Data records:
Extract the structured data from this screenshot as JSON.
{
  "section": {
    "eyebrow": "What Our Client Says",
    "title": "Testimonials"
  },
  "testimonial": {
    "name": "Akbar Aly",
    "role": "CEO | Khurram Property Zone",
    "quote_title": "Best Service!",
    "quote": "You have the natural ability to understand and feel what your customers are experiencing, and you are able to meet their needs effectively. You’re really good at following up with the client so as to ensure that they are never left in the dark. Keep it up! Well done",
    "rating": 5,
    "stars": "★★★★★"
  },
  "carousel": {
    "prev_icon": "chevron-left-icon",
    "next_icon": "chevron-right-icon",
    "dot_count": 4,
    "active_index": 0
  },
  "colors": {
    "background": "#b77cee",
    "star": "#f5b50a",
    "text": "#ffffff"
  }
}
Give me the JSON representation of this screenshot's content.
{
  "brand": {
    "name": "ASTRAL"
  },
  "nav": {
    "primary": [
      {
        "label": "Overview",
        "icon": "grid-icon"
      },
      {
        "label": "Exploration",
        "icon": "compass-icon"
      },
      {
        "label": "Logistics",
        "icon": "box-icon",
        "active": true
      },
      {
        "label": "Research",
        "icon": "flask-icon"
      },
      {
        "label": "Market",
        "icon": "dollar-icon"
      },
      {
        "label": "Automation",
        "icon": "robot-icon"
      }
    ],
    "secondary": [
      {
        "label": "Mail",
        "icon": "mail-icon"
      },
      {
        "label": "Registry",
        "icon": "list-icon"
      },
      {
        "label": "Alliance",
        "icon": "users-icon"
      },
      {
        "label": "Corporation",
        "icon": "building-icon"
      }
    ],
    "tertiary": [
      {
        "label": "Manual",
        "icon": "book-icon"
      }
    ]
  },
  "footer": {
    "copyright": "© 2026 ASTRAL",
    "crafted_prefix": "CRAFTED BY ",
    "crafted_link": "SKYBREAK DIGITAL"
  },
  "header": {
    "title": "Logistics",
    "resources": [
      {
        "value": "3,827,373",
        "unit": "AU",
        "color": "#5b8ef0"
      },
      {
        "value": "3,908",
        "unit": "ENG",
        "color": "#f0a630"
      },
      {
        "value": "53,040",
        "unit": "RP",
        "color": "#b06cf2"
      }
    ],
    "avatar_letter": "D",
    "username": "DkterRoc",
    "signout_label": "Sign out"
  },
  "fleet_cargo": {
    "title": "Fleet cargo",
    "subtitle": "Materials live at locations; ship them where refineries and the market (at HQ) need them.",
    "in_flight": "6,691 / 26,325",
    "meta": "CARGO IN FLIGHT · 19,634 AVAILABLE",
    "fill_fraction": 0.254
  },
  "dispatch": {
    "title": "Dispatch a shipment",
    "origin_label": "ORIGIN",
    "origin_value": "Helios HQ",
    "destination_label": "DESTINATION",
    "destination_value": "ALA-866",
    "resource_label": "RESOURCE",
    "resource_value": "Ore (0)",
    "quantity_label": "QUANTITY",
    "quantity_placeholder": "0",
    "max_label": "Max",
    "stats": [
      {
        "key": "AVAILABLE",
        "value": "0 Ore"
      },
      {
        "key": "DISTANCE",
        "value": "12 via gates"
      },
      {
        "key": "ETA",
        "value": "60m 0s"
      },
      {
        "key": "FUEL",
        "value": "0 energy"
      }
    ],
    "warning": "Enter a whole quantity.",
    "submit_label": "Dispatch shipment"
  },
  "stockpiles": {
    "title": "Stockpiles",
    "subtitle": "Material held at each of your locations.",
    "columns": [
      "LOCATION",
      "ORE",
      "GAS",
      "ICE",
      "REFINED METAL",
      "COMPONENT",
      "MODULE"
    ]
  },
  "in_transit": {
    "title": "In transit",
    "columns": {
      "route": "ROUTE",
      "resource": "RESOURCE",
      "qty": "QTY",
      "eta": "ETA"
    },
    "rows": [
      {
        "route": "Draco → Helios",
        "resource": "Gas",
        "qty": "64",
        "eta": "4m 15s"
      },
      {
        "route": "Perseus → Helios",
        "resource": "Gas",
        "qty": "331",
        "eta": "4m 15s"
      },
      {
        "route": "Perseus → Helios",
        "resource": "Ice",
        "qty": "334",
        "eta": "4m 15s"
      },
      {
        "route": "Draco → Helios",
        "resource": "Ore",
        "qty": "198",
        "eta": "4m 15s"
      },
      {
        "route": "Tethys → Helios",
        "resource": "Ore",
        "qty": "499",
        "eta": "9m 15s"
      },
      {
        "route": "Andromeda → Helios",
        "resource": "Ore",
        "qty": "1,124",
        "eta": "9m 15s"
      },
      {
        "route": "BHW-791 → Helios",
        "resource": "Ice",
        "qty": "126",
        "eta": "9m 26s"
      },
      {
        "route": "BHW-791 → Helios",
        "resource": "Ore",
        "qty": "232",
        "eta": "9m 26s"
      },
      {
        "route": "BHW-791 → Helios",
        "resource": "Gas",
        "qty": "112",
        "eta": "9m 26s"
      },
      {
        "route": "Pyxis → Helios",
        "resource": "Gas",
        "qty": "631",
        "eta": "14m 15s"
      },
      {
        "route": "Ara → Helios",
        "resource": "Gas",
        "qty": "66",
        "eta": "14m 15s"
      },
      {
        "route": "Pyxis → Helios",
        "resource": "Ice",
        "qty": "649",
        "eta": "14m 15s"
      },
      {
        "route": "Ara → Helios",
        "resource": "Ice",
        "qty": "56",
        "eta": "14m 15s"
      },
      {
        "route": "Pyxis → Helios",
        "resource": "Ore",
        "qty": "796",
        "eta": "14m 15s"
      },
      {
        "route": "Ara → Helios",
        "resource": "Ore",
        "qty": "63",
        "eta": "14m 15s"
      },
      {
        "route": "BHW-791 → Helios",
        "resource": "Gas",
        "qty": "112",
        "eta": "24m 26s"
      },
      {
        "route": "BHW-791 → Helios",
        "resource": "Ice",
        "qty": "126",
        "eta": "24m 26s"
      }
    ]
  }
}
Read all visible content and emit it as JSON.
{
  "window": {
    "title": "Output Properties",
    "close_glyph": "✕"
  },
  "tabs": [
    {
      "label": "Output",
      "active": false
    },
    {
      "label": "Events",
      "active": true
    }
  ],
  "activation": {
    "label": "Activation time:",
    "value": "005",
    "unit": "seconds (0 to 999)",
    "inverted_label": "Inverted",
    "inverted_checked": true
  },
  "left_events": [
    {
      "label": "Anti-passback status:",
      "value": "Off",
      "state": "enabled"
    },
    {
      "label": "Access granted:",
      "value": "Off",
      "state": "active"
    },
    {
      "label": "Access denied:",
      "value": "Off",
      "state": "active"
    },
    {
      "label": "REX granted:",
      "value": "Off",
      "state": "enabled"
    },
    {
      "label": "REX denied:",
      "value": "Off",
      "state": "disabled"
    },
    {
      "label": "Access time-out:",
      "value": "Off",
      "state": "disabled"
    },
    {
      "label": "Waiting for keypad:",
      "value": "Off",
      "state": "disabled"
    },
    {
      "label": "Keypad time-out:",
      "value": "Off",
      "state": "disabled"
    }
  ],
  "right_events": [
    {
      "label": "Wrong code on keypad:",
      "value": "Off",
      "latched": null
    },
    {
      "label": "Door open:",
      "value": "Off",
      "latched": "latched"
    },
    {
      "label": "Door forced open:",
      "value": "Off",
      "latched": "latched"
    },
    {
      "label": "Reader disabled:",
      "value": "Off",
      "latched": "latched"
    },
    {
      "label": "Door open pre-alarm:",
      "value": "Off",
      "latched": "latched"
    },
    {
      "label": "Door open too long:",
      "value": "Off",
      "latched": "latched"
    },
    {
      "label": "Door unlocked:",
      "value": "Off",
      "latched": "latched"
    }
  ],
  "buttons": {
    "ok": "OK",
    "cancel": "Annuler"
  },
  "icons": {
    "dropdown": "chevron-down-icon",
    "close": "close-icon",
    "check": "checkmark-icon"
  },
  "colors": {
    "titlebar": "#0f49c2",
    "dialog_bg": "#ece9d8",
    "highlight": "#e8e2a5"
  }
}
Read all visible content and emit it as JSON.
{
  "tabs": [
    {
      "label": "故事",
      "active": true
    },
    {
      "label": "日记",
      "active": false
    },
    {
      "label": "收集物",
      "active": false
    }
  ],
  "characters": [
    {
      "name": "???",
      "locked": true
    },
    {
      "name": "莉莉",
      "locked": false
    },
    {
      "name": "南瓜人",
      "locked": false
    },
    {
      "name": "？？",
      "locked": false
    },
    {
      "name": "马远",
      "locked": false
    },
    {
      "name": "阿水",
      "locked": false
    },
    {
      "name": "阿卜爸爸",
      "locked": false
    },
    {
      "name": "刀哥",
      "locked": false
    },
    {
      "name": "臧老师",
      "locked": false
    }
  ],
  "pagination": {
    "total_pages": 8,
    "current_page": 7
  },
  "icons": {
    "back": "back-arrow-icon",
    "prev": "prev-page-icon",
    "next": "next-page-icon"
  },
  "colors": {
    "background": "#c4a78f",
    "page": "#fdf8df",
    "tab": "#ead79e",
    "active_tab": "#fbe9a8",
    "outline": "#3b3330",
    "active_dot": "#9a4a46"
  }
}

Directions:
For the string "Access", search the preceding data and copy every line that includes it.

Output for this exercise:
      "label": "Access granted:",
      "label": "Access denied:",
      "label": "Access time-out:",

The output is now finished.